That quote is now featured on a poster that lines the inside of Orange and Red Line trains, and is part of a new art exhibition from Boston Public School students. The exhibit, titled In Transit: Voices and Vision, was created by high school students who channeled the psychological and physical journeys of Bostonians into 14 posters, which will stay in place until September 4.
“We came up with the theme of ‘journey,’ because people are on trains, on their daily journeys to work and school,” said Lisa Link, one of the exhibition’s organizers. “Most Boston Public School students have to take the MBTA to and from school, so [we] felt the MBTA was a great public space to showcase community engaged artworks, since so many Bostonians spend time riding each day.”
The 21 student artists began working on the project in November, and met every Thursday as part of the Urban Scholars program at UMass Boston. The program’s mission is to help Boston youth prepare for college, especially those who are from low-income families or who will be first-generation college students.
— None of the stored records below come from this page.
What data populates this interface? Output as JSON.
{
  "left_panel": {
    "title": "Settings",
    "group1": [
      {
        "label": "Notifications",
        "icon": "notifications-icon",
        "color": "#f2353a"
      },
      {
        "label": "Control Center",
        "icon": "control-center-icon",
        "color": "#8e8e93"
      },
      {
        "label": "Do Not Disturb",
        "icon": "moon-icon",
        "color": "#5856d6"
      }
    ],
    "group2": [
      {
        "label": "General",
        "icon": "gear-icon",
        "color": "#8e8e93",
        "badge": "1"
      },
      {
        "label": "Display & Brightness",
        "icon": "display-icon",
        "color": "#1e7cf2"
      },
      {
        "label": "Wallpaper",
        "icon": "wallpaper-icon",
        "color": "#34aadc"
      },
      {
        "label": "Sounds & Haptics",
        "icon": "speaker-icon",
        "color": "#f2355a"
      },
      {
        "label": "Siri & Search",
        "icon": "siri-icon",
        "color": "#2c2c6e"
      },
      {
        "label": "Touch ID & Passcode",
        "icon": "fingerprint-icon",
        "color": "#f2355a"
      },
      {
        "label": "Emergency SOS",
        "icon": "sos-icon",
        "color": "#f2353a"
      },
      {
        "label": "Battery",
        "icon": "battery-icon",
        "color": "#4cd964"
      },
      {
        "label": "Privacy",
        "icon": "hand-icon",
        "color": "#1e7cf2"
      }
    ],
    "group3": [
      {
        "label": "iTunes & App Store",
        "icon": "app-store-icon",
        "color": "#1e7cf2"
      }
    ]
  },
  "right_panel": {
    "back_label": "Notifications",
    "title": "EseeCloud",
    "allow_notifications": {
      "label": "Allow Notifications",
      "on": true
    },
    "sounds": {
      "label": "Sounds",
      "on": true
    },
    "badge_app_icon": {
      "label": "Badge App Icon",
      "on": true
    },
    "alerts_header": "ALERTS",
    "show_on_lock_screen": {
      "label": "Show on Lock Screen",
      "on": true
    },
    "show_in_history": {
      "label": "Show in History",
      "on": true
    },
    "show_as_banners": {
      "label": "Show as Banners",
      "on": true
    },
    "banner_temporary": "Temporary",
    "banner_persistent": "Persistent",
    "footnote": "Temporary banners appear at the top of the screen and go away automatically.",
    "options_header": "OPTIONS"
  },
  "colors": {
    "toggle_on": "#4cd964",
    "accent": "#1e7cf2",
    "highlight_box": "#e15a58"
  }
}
During each session, the students worked with three professional artists, including Link, a photographer whose art focuses on political and social issues. The artists helped coach the students on how to interview family members, teachers, and co-workers, then helped them pick the best quotes to feature in their works.
Quanye Hoskins interviewed a teacher at TechBoston Academy to design his poster. During their interview, his teacher told him that, “A journey happens while you’re busy embracing your limits,” which is a quote that stuck with him.
“I thought about what kind of images would speak to a journey, and the first thing that popped into my head was a sky with clouds and person flying,” he said.
“That’s what I did, and it directly gives the message around the quote.”
Link, who worked along with Brad Bleidt and Suamy Ventura, said she was excited to see the posters on the MBTA trains Monday morning.
“We hope that patrons will be inspired, and that their daily commuting journey will be more interesting,” Link said. “We also hope folks will recognize the positivity and creative spirit of the thousands of young people who they ride the train with each day.”